whose older brother had a BSA 650 with a Bates solo saddle stored in the
garage until he came back from the Army. These events coupled with the
debut of TCB altered my life forever. I have a few episodes on Video and
would like to get the complete set.
If there is a 30 year reunion count me in, email me with updates, and
keep me informed.
Inidentally, this may be a little known fact, but when I was stationed
in Italy in 1992-1995 I used a small satellite antenna for TV. One of
the English language channels was called TNT and I assume was the Euro
version of our TNT. Anyway, one night the movie was "Then Came Bronson" I had to watch it of course. I couldn't record it because of the different signals of Euro tv. The standards are somewhat more relaxed
there and the scene in which Bonnie Bedelia is running along the beach

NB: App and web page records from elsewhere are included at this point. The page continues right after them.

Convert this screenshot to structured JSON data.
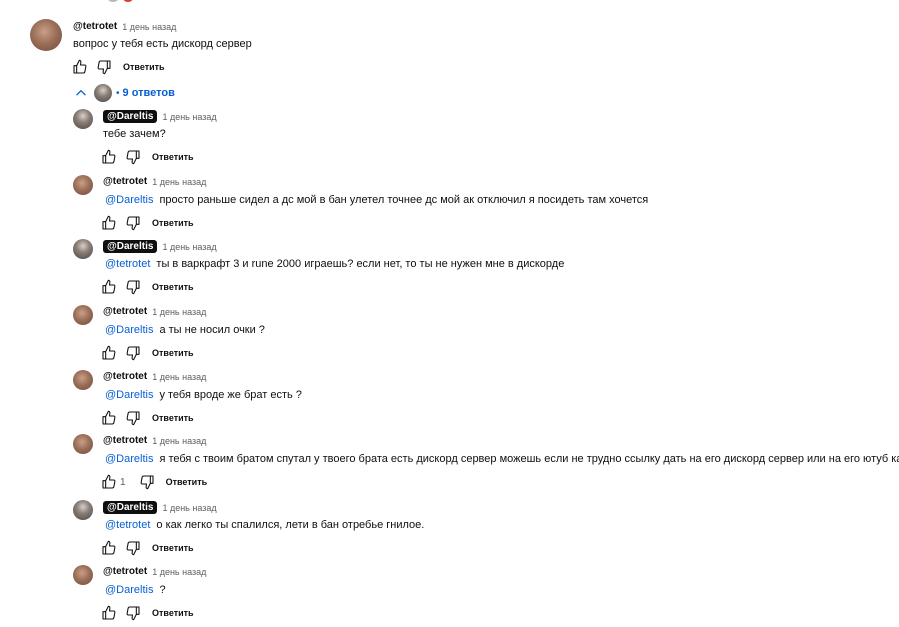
{
  "top_comment": {
    "author": "@tetrotet",
    "time": "1 день назад",
    "text": "вопрос у тебя есть дискорд сервер",
    "reply_label": "Ответить"
  },
  "replies_toggle": {
    "dot": "•",
    "count_label": "9 ответов",
    "color": "#065fd4"
  },
  "replies": [
    {
      "author": "@Dareltis",
      "owner": true,
      "time": "1 день назад",
      "mention": "",
      "text": "тебе зачем?",
      "likes": "",
      "reply_label": "Ответить"
    },
    {
      "author": "@tetrotet",
      "owner": false,
      "time": "1 день назад",
      "mention": "@Dareltis",
      "text": "просто раньше сидел а дс мой в бан улетел точнее дс мой ак отключил я  посидеть там хочется",
      "likes": "",
      "reply_label": "Ответить"
    },
    {
      "author": "@Dareltis",
      "owner": true,
      "time": "1 день назад",
      "mention": "@tetrotet",
      "text": "ты в варкрафт 3 и rune 2000 играешь? если нет, то ты не нужен мне в дискорде",
      "likes": "",
      "reply_label": "Ответить"
    },
    {
      "author": "@tetrotet",
      "owner": false,
      "time": "1 день назад",
      "mention": "@Dareltis",
      "text": "а ты не носил очки ?",
      "likes": "",
      "reply_label": "Ответить"
    },
    {
      "author": "@tetrotet",
      "owner": false,
      "time": "1 день назад",
      "mention": "@Dareltis",
      "text": "у тебя вроде же брат есть ?",
      "likes": "",
      "reply_label": "Ответить"
    },
    {
      "author": "@tetrotet",
      "owner": false,
      "time": "1 день назад",
      "mention": "@Dareltis",
      "text": "я тебя с твоим братом спутал у твоего брата есть дискорд сервер можешь если не трудно ссылку дать на его дискорд сервер  или на его ютуб канал",
      "likes": "1",
      "reply_label": "Ответить"
    },
    {
      "author": "@Dareltis",
      "owner": true,
      "time": "1 день назад",
      "mention": "@tetrotet",
      "text": "о как легко ты спалился, лети в бан отребье гнилое.",
      "likes": "",
      "reply_label": "Ответить"
    },
    {
      "author": "@tetrotet",
      "owner": false,
      "time": "1 день назад",
      "mention": "@Dareltis",
      "text": "?",
      "likes": "",
      "reply_label": "Ответить"
    }
  ],
  "icons": {
    "like": "thumbs-up-icon",
    "dislike": "thumbs-down-icon",
    "collapse": "chevron-up-icon"
  },
  "colors": {
    "mention": "#065fd4",
    "owner_chip": "#0f0f0f",
    "secondary_text": "#606060"
  }
}
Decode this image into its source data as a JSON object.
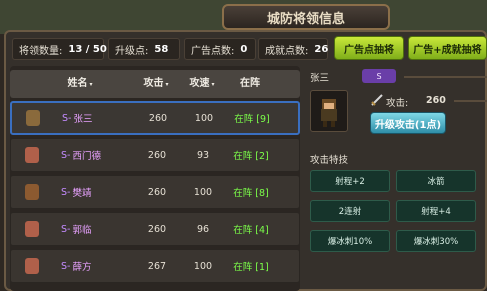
{
  "title": "城防将领信息",
  "stats": {
    "general_count_label": "将领数量:",
    "general_count_value": "13 / 50",
    "upgrade_points_label": "升级点:",
    "upgrade_points_value": "58",
    "ad_points_label": "广告点数:",
    "ad_points_value": "0",
    "achieve_points_label": "成就点数:",
    "achieve_points_value": "26"
  },
  "buttons": {
    "ad_draw": "广告点抽将",
    "ad_achieve_draw": "广告+成就抽将",
    "upgrade_attack": "升级攻击(1点)"
  },
  "table": {
    "headers": {
      "name": "姓名",
      "attack": "攻击",
      "speed": "攻速",
      "status": "在阵"
    },
    "sort_arrow": "▾",
    "rows": [
      {
        "prefix": "S-",
        "name": "张三",
        "attack": "260",
        "speed": "100",
        "status": "在阵 [9]",
        "avatar_color": "#8a6a3c"
      },
      {
        "prefix": "S-",
        "name": "西门德",
        "attack": "260",
        "speed": "93",
        "status": "在阵 [2]",
        "avatar_color": "#b0604a"
      },
      {
        "prefix": "S-",
        "name": "樊靖",
        "attack": "260",
        "speed": "100",
        "status": "在阵 [8]",
        "avatar_color": "#8c5a30"
      },
      {
        "prefix": "S-",
        "name": "郭临",
        "attack": "260",
        "speed": "96",
        "status": "在阵 [4]",
        "avatar_color": "#b0604a"
      },
      {
        "prefix": "S-",
        "name": "薛方",
        "attack": "267",
        "speed": "100",
        "status": "在阵 [1]",
        "avatar_color": "#b0604a"
      }
    ]
  },
  "detail": {
    "name": "张三",
    "grade": "S",
    "attack_label": "攻击:",
    "attack_value": "260",
    "skills_title": "攻击特技",
    "skills": [
      "射程+2",
      "冰箭",
      "2连射",
      "射程+4",
      "爆冰刺10%",
      "爆冰刺30%"
    ]
  },
  "colors": {
    "accent_green": "#9fd22e",
    "status_green": "#7cff4a",
    "name_purple": "#e8a2ff",
    "upgrade_blue": "#3aa3bf"
  }
}
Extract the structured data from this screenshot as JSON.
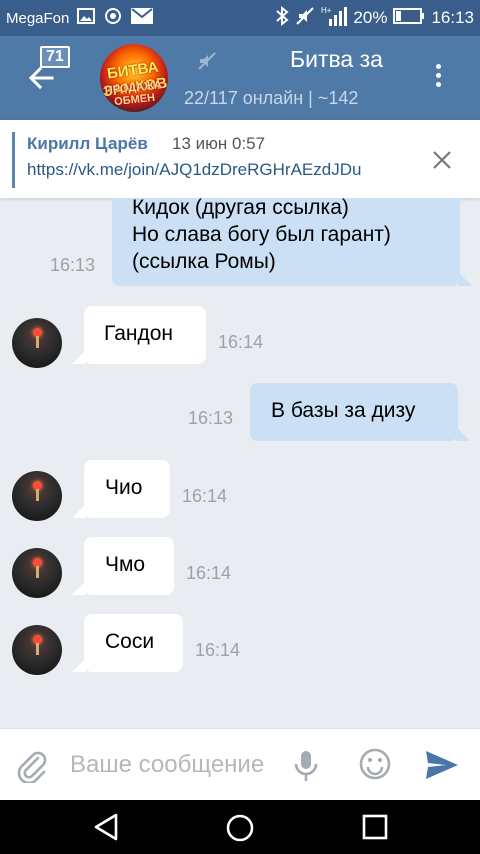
{
  "status_bar": {
    "carrier": "MegaFon",
    "battery": "20%",
    "time": "16:13",
    "network": "H+"
  },
  "header": {
    "unread_badge": "71",
    "title": "Битва за",
    "subtitle": "22/117 онлайн | ~142",
    "avatar_text_line1": "БИТВА ЗАМКОВ",
    "avatar_text_line2": "ПРОДАЖА ОБМЕН"
  },
  "pinned": {
    "author": "Кирилл Царёв",
    "date": "13 июн 0:57",
    "link": "https://vk.me/join/AJQ1dzDreRGHrAEzdJDu"
  },
  "messages": [
    {
      "direction": "out",
      "lines": [
        "Кидок (другая ссылка)",
        "Но слава богу был гарант)",
        "(ссылка Ромы)"
      ],
      "time": "16:13"
    },
    {
      "direction": "in",
      "text": "Гандон",
      "time": "16:14"
    },
    {
      "direction": "out",
      "text": "В базы за дизу",
      "time": "16:13"
    },
    {
      "direction": "in",
      "text": "Чио",
      "time": "16:14"
    },
    {
      "direction": "in",
      "text": "Чмо",
      "time": "16:14"
    },
    {
      "direction": "in",
      "text": "Соси",
      "time": "16:14"
    }
  ],
  "input": {
    "placeholder": "Ваше сообщение"
  },
  "colors": {
    "header": "#4f79a6",
    "status_bar": "#3a5e8c",
    "outgoing_bubble": "#cce0f5",
    "incoming_bubble": "#ffffff",
    "chat_background": "#e9ecf1",
    "send_icon": "#4a76a8"
  }
}
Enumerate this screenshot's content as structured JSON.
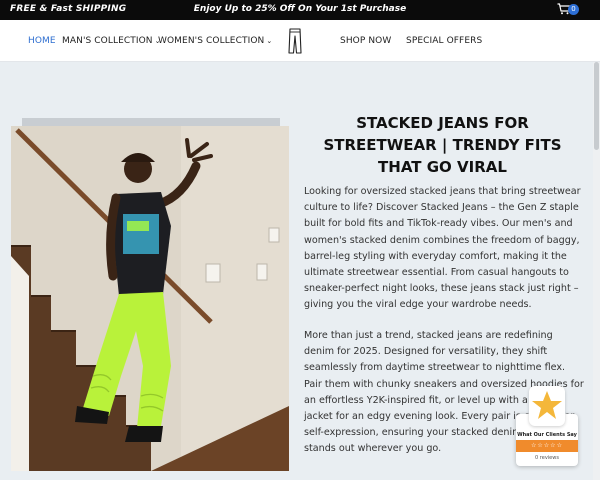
{
  "promo": {
    "left": "FREE & Fast SHIPPING",
    "center": "Enjoy Up to 25% Off On Your 1st Purchase"
  },
  "cart": {
    "count": "0",
    "icon": "cart-icon"
  },
  "nav": {
    "home": "HOME",
    "mens": "MAN'S COLLECTION",
    "womens": "WOMEN'S COLLECTION",
    "shop": "SHOP NOW",
    "offers": "SPECIAL OFFERS",
    "caret": "⌄"
  },
  "main": {
    "heading": "STACKED JEANS FOR STREETWEAR | TRENDY FITS THAT GO VIRAL",
    "paragraph1": "Looking for oversized stacked jeans that bring streetwear culture to life? Discover Stacked Jeans – the Gen Z staple built for bold fits and TikTok-ready vibes. Our men's and women's stacked denim combines the freedom of baggy, barrel-leg styling with everyday comfort, making it the ultimate streetwear essential. From casual hangouts to sneaker-perfect night looks, these jeans stack just right – giving you the viral edge your wardrobe needs.",
    "paragraph2": "More than just a trend, stacked jeans are redefining denim for 2025. Designed for versatility, they shift seamlessly from daytime streetwear to nighttime flex. Pair them with chunky sneakers and oversized hoodies for an effortless Y2K-inspired fit, or level up with a sleek jacket for an edgy evening look. Every pair is crafted for self-expression, ensuring your stacked denim outfit stands out wherever you go."
  },
  "reviews": {
    "title": "What Our Clients Say",
    "stars": "☆☆☆☆☆",
    "count": "0 reviews"
  },
  "colors": {
    "accent": "#2f6fd0",
    "promo_bg": "#0b0b0b",
    "star_bar": "#f08b2c",
    "pants": "#b9f23a"
  }
}
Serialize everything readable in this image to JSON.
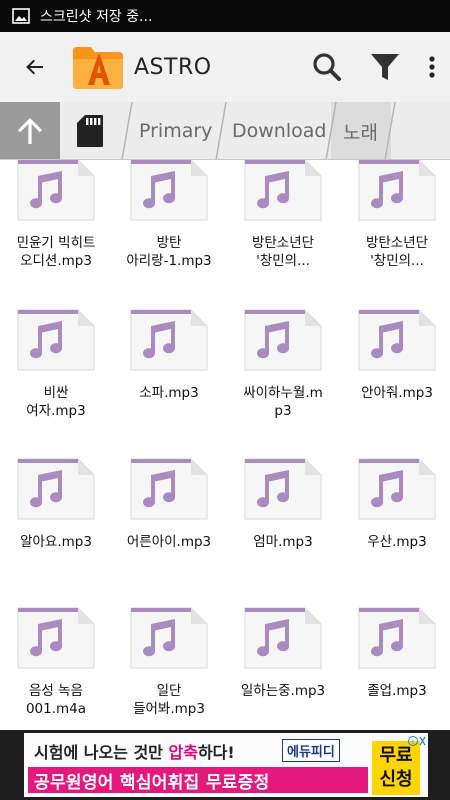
{
  "status_bar": {
    "notification": "스크린샷 저장 중..."
  },
  "toolbar": {
    "title": "ASTRO"
  },
  "breadcrumb": {
    "items": [
      "Primary",
      "Download",
      "노래"
    ]
  },
  "files": [
    {
      "name": "민윤기 빅히트\n오디션.mp3"
    },
    {
      "name": "방탄\n아리랑-1.mp3"
    },
    {
      "name": "방탄소년단\n'창민의..."
    },
    {
      "name": "방탄소년단\n'창민의..."
    },
    {
      "name": "비싼\n여자.mp3"
    },
    {
      "name": "소파.mp3"
    },
    {
      "name": "싸이하누월.m\np3"
    },
    {
      "name": "안아줘.mp3"
    },
    {
      "name": "알아요.mp3"
    },
    {
      "name": "어른아이.mp3"
    },
    {
      "name": "엄마.mp3"
    },
    {
      "name": "우산.mp3"
    },
    {
      "name": "음성 녹음\n001.m4a"
    },
    {
      "name": "일단\n들어봐.mp3"
    },
    {
      "name": "일하는중.mp3"
    },
    {
      "name": "졸업.mp3"
    }
  ],
  "ad": {
    "line1_prefix": "시험에 나오는 것만 ",
    "line1_highlight": "압축",
    "line1_suffix": "하다!",
    "brand": "에듀피디",
    "line2": "공무원영어 핵심어휘집 무료증정",
    "cta_line1": "무료",
    "cta_line2": "신청"
  },
  "colors": {
    "accent": "#f7941d",
    "music_note": "#a98bbf",
    "ad_pink": "#e3197e",
    "ad_yellow": "#ffd500"
  }
}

and going into the ocean in the wedding dress, there is a short scene in
which she is topless. I know I saw this and was wondering if there was
any way to confirm this?
Thanks for putting TCB on the web.
[Yes, there is a different version of the movie, with the topless scene. This was confirmed by an exec who was there at the time the scene was filmed. - jonpf]
As for the intersection [in the "Well, hang in there." scene]... it's definitely not the
Clipper/Market intersection from the opening... from the number of lanes
(three each way), and the way it stretches off flat into the distance
(looking west in this case), and the fact that it's divided, with
streetlights down the center divide, and seeing that one-block rise
coming to the intersection, and the marked left-turn lane the Camaro's
crossing, I'm pretty certain it's Lombard and Van Ness, looking west
down Lombard (the famed crooked part being up and over Russian Hill
behind the camera, where Bronson seems to be heading here).
Besides, that station wagon is turning left from the center lane, which
you can't do on most SF streets. On Lombard, you have to. And the
whiteness of the buildings in the background is a Marina District
Have no idea where this shot is in the movie... these are major
arterials in SF, part of Highway 101 coming off the Golden Gate Bridge -
east on Lombard, Bronson's direction in the shot, then left - south -
onto and down Van Ness until you resume the freeway, in freeway-hating
SF of those days.
From the light and shadows, I would say it's a late-morning shot, and
probably a month or two either side of winter solstice. Wonder what the
pilot shooting schedule was...
Anyway, there's today's SF geography report.
[The pilot was filmed in October-November 1968, according to Denne Petitclerc, TCB's creator. That fits in with the above observation on the "light and shadows" in the scene. - jonpf]
[More from Phil:]
I could *swear* the opening shot was at Market and Clipper, as I
remembered it... I used to live near there, so it stuck with me. In the
pilot, however, I see that it's the Lombard/Van Ness intersection where
the exchange takes place... except for that Seaside gas station sign, as
there is no gas station at that intersection, never has been. Hmmm... I
wonder if the openings for the regular show are at the originally-thought intersection after all.
And I never realized or remembered that Bronson's jumper friend was the
one and only Martin Sheen. Must've been his dry spell, to take the minor
and, uh, short-lived role.
I also note, as I couldn't back then, having not seen those films yet,
that there are definite nods to "It Happened One Night" (the "hungry"
scene after the brickyard), and "African Queen" ("Mr. Ornutt, come in
out of the rain"), that one almost shot for shot.
It's an eternally popular rebel-boy-meets-girl-on-the-road storyline,
mit variations. Probably ensured the pilot sale to unimaginative network
execs, before the real angst set in.
Have you sent emails to TNT and Columbia House (from my site)? If we can get TNT to show it again, we can all see it again. And if we can get somebody like Columbia House to sell it on video, they might get better copies of it (from master tapes, and no commercials)! Anyway, if you haven't already sent emails to TNT and Columbia House, here are their addresses (for most browsers, just click on them):